I’m fortunate to live in a great community where there are many serious writers. One of them is Jane Yolen, inspiring, hard-working, award-winning author of books for children and young adults. She posted the following on Facebook this morning, and it is such a true observation about the vagaries of the publishing world, that I just had to share it here:
This past summer (2017) was a banner-waving, happy-dancing time for me. I sold four picture books and only one of them was new. The other three had been around for some time and the the fingerprints of rejection were on them. And yet each one finally danced in glass slippers with his/her own prince.The fourth–the new one–came from a suggestion by the editor with whom I’d worked a long and successful time.
I often ask myself why–why does one book get taken at once and another has to date a long while before a relationship clicks. Why one seems condemned to the dust bin, and then achieves an unlikely resurrection. And I think there is not one but five possible answers. And sometimes those answers combine in peculiar ways.
1. An editor has to fall in love. Has to desire the book. Has to feel its power. Wants to dress up that power, pass it on. This happened recently to a book David Harrison and I wrote a couple of years ago–THE LONELY TIGER.
2. An editor has to believe the book will be successful. This happened with a book my daughter Heidi and I wrote together–MONSTER ACADEMY which stayed with the same editor for eight years as she had us fiddle and change and make it work. It will be out next Fall.
3. An editor has a hole in his/her list, a niche, that the mss. nicely fills. Maybe not the best book on the list, but a necessary one. This has happened many times and besides, would I tell you which ones? It might be your favorite book. And then it would break your heart!
4. An editor moves, changes jobs, and the book fits better in its new abode. This happened to YOU NEST HERE WITH ME which after 12 years followed its original editor to her new place of business. My co-author, daughter Heidi and I did the happy dance.
5. The zeitgeist works in your favor, the market changes, a new trend happens, the stars re-align. And suddenly what was old becomes new and popular. WHAT TO DO WITH A BOX comes out of the closet and becomes a hit. OWL MOON–deemed too quiet by five editors–meets a brand new editor who sees its potential. And 30 years later has become the benchmark for “small moments” for teachers and their students everywhere.
The moral of this story is: Don’t give up. Don’t be afraid to try a book again. Be ready to spit-polish an old story. Shake it out of its doldrums.
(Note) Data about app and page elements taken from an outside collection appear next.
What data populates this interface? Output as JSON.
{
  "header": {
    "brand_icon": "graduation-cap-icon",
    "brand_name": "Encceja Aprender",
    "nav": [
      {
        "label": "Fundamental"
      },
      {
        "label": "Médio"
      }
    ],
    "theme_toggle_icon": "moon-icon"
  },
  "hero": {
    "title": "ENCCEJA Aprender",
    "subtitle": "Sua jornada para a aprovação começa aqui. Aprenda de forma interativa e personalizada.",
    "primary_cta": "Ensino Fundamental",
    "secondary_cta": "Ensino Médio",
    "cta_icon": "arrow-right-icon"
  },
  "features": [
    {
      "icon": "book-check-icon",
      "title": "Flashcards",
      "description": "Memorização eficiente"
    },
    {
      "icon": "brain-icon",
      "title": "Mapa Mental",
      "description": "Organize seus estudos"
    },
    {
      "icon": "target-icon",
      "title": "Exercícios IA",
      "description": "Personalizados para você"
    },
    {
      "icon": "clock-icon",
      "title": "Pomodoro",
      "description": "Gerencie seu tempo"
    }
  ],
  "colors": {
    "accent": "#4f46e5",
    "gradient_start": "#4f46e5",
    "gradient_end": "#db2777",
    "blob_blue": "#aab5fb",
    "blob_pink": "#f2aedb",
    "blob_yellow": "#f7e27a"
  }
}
Look at it with fresh eyes.
©2017 Jane Yolen all rights reserved
If you have children or grandchildren, go buy Jane’s books! Her Web site has 36 PAGES listing her astoundingly productive publishing career.